The wife of imprisoned black nationalist leader Nelson Mandela also called on the rest of the world ''to strangle our country'' economically to force an end to South Africa's apartheid policy of racial separation.

''We know of no other peaceful measure we could use to prevent the violence that is the order of the day in our country,'' she told Independent Television's ''World in Action'' program.

The interview, broadcast Monday night in Britan, was taped Sunday at Mrs. Mandela's home in Soweto, a huge black township outside Johannesburg. The government had banned journalists from entering black townships after it imposed a nationwide state of emergency June 12, but lifted the ban on Saturday.

The program's editor, Ray Fitzwalter, said, however, that free reporting still does not exist in the black townships because South African military helicopters have taken journalists in. He said the taped interview was smuggled out of South Africa.

A television commentator said Mrs. Mandela's decision to speak to journalists could bring up to 10 years in prison. The state of emergency makes ''subversive statements'' illegal, but the South African government left the identification of such statements vague.

''The oppressed people have regarded the present state of emergency as a challenge to the people and a total declaration of war,'' said Mrs. Mandela.

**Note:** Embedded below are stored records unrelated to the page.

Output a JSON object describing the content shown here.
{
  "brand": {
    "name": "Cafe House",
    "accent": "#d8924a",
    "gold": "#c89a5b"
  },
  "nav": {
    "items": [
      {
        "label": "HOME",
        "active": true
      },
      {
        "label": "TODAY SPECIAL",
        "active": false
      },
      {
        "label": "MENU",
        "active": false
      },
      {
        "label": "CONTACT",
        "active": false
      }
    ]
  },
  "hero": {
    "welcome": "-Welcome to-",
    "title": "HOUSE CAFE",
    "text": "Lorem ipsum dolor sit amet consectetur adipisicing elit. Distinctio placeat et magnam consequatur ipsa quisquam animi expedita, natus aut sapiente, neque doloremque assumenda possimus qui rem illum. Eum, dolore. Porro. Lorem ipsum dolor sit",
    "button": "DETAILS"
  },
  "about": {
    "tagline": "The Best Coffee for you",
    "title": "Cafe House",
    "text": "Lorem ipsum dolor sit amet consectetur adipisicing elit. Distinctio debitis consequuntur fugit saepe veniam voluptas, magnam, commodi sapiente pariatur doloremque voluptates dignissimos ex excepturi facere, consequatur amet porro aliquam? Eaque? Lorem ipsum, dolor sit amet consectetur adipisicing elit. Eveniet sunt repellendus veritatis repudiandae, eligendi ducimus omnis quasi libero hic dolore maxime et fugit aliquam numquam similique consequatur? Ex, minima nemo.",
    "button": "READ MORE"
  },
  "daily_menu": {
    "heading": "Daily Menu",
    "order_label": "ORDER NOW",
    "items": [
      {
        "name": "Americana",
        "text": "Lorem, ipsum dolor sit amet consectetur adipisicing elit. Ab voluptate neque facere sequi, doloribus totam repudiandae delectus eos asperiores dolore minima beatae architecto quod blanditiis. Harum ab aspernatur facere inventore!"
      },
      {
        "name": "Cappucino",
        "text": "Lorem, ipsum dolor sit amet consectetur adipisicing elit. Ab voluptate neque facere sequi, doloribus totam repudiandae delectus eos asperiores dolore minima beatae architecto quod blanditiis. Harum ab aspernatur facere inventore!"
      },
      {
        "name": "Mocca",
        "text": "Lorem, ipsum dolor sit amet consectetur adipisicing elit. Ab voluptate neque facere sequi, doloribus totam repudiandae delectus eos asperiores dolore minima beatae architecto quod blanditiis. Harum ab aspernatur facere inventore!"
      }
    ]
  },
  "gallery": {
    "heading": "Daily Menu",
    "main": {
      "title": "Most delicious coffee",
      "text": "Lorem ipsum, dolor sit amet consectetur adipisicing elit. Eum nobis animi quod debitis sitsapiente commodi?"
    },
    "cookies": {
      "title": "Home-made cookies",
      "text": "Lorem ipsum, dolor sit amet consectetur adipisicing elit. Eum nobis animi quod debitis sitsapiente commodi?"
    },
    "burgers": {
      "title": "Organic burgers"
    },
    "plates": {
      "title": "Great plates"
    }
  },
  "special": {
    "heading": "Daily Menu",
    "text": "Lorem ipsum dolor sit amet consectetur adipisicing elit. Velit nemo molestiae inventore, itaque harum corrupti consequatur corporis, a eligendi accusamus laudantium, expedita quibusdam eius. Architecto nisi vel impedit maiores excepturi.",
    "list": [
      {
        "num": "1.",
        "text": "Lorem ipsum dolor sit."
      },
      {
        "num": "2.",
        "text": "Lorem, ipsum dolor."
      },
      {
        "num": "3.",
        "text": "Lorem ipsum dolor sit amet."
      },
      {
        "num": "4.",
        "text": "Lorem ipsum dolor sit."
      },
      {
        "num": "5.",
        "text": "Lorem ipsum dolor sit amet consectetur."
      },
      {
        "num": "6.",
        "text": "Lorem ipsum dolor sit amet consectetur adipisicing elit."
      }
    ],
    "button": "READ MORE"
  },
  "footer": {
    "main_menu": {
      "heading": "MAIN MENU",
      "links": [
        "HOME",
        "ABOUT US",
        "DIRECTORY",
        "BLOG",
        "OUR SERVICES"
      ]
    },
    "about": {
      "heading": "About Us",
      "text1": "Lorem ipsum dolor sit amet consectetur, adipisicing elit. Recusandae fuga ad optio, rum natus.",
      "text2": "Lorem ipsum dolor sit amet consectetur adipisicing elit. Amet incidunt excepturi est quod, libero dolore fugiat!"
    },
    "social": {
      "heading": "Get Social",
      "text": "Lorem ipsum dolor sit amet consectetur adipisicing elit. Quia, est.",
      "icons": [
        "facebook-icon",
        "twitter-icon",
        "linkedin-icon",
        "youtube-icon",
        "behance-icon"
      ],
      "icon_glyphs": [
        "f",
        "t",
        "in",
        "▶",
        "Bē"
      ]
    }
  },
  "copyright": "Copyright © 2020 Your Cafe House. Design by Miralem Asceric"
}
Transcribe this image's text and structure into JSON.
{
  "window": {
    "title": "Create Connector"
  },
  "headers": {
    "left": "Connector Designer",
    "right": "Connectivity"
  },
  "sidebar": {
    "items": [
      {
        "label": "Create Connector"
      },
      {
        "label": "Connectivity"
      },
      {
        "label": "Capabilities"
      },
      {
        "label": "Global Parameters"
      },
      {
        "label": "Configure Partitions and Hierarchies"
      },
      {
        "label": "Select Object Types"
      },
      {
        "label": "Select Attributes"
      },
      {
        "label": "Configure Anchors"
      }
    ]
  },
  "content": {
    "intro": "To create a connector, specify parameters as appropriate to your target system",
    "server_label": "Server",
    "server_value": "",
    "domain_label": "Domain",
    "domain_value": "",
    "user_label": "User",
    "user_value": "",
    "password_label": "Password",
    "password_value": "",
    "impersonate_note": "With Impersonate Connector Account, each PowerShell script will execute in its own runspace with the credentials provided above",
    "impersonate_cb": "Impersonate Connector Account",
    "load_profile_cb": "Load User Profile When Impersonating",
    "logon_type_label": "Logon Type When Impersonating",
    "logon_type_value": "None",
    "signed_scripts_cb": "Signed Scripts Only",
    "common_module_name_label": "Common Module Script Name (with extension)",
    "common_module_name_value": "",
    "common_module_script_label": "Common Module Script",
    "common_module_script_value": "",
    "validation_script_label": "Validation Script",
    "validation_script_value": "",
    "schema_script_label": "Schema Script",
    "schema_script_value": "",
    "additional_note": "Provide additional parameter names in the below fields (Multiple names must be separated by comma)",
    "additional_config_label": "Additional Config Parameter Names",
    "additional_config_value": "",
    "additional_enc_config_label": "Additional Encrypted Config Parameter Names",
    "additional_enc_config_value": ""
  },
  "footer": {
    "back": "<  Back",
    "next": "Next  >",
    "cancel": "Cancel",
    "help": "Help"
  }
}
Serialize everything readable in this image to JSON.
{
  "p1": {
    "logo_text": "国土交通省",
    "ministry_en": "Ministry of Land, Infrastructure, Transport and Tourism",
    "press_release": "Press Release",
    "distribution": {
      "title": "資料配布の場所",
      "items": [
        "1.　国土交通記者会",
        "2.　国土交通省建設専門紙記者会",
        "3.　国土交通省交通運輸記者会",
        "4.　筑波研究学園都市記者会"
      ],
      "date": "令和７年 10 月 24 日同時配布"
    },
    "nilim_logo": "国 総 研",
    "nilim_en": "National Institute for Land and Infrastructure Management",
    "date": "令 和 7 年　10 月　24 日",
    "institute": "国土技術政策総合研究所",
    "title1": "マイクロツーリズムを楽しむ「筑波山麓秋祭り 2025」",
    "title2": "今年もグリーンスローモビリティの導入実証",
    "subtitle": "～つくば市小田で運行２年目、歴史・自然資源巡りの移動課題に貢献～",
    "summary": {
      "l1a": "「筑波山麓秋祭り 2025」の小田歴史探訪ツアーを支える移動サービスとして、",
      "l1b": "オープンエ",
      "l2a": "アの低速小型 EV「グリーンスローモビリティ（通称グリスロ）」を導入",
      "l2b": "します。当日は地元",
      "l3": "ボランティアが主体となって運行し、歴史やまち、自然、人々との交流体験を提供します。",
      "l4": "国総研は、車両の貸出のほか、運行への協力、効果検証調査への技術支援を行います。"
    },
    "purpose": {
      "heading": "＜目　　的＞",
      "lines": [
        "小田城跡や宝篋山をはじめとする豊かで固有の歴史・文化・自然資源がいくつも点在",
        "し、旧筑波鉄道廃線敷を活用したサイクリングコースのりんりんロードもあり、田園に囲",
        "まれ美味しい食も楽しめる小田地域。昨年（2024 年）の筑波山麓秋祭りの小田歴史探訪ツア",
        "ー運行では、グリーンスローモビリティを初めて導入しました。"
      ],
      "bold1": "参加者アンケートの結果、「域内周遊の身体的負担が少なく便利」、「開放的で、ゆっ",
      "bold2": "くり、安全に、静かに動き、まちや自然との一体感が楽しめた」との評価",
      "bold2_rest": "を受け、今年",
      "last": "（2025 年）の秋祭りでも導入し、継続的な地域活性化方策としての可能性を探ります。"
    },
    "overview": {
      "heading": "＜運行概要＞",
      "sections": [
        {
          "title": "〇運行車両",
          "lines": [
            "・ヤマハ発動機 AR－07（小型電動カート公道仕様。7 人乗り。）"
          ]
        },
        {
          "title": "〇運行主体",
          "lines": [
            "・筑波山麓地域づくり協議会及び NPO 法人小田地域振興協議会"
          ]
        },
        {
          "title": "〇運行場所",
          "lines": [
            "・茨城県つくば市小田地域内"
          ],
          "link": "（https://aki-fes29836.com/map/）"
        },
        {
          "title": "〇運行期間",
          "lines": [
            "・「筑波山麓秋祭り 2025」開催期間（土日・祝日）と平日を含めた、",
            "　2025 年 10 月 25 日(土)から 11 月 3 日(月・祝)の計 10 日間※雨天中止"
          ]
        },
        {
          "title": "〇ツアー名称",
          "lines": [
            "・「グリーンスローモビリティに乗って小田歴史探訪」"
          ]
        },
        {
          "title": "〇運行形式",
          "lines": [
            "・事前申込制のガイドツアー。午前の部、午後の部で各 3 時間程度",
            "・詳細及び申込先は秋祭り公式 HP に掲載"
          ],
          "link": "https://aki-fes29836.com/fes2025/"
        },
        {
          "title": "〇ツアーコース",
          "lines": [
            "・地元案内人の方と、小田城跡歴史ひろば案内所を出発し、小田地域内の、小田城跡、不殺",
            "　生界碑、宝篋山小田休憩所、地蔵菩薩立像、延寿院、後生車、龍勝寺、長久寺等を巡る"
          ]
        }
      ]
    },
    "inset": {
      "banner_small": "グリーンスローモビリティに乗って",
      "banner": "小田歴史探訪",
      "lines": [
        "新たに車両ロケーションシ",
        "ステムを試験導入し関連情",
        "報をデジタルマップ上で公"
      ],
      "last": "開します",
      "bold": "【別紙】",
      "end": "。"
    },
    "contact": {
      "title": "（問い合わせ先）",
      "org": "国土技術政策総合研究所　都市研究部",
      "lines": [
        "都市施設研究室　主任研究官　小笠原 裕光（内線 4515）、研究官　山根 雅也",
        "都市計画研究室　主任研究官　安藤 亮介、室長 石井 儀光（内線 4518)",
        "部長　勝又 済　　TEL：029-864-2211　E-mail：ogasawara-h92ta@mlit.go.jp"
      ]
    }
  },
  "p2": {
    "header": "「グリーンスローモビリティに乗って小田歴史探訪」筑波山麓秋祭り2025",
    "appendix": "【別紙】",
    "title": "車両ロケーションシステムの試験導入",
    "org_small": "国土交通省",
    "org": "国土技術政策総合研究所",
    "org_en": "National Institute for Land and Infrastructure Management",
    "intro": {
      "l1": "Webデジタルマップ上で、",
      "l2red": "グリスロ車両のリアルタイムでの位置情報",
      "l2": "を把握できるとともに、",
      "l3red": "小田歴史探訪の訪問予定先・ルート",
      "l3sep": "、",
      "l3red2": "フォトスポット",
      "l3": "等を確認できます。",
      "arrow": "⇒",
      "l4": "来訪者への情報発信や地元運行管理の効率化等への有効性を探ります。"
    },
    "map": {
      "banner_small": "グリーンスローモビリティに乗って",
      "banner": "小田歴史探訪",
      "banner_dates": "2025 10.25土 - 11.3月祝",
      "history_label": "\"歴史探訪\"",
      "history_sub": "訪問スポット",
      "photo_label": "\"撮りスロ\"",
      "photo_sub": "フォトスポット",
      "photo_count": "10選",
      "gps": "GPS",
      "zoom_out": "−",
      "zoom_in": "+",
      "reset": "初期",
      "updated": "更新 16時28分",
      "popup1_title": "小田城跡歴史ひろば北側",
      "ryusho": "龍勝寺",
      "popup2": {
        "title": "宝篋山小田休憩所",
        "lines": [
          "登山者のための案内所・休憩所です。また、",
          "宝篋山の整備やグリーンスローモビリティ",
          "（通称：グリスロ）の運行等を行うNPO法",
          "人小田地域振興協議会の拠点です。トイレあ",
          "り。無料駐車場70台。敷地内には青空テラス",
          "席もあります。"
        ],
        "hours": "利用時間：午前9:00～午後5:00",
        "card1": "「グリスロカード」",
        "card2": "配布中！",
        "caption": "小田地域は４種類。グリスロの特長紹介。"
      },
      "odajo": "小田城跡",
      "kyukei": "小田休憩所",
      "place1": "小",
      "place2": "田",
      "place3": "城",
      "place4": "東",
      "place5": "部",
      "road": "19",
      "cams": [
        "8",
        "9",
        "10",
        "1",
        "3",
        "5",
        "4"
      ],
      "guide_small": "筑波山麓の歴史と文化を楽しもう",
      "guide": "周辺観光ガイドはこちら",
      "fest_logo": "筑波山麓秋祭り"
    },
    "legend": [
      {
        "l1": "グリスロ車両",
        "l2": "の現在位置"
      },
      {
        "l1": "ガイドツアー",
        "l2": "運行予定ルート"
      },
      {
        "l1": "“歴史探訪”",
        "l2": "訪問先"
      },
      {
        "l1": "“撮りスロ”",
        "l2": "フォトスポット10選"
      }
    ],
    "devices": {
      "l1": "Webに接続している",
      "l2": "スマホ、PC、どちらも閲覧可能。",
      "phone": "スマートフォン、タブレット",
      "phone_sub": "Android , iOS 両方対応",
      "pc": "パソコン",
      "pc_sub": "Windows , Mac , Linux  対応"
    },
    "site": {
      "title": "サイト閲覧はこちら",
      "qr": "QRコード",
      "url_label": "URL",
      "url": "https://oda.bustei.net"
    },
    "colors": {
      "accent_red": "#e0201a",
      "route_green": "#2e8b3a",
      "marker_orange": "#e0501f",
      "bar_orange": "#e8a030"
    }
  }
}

The state of emergency was imposed four days before the 10th anniversary of the Soweto uprising, when large anti-government demonstrations were expected.

''It is virtual imprisonment outside the prison walls and the state of emergency can do nothing less than promote the very situation the government is trying to prevent,'' said Mrs. Mandela.

She said security forces were occupying the townships, the government was interfering with telephone communication between the townships and the rest of the world, and the country was covered with roadblocks.

Mrs. Mandela said blacks stayed indoors June 16 because the government would have used the emergency rules against public gatherings ''as an excuse to kill indiscriminately innocent, unarmed men and women and children.''

Prime Minister P.W. Botha's government, she maintained, ''will fight to the last man'' rather than accept black majority rule.

''As much as the South African racist regime is prepared to fight to the last man, so are we determined to fight to the bitter end,'' she added.

Mrs. Mandela said police had rounded up the entire leadership and virtually every activist in the United Democratic Front, the main anti-apartheid group, ''and almost every activist from every other organization is inside.''

She criticized British Prime Minister Margaret Thatcher and President Reagan for opposing additional economic sanctions. Both leaders have insisted that sanctions are counter-productive and will hurt South Africa's 24 million blacks.

''It is not for the British and the Reagan administration to prescribe to us what degree of suffering we must still undergo,'' Mrs. Mandela said. ''We have suffered enough.''

White House chief of staff Donald T. Regan, said today on NBC's ''Today'' program that economic sanctions against South Africa could backfire.

''We've got to be very careful there because that could hurt the blacks more than the whites,'' Regan said. ''If we start an economic sanction and buy nothing from South Africa, that throws an awful lot of people out of work.''

Mrs. Mandela declared that ''the African National Congress is the future government of South Africa, and that is God's foregone conclusion.''

The outlawed African National Congress, of which Nelson Mandela and Oliver Tambo are co-founders, is the main guerrilla group fighting to end the apartheid, a system of racial segregation in which 5 million whites dominate 24 voteless blacks.

A delegation from the 49-nation Commonwealth association of Britain and its former colonies failed this month to arrange negotiations between the ANC and the South African government.

In a speech to the Royal Commonwealth Society on Monday, Tambo appealed to the West to adopt economic sanctions, and urged Britain to take the lead.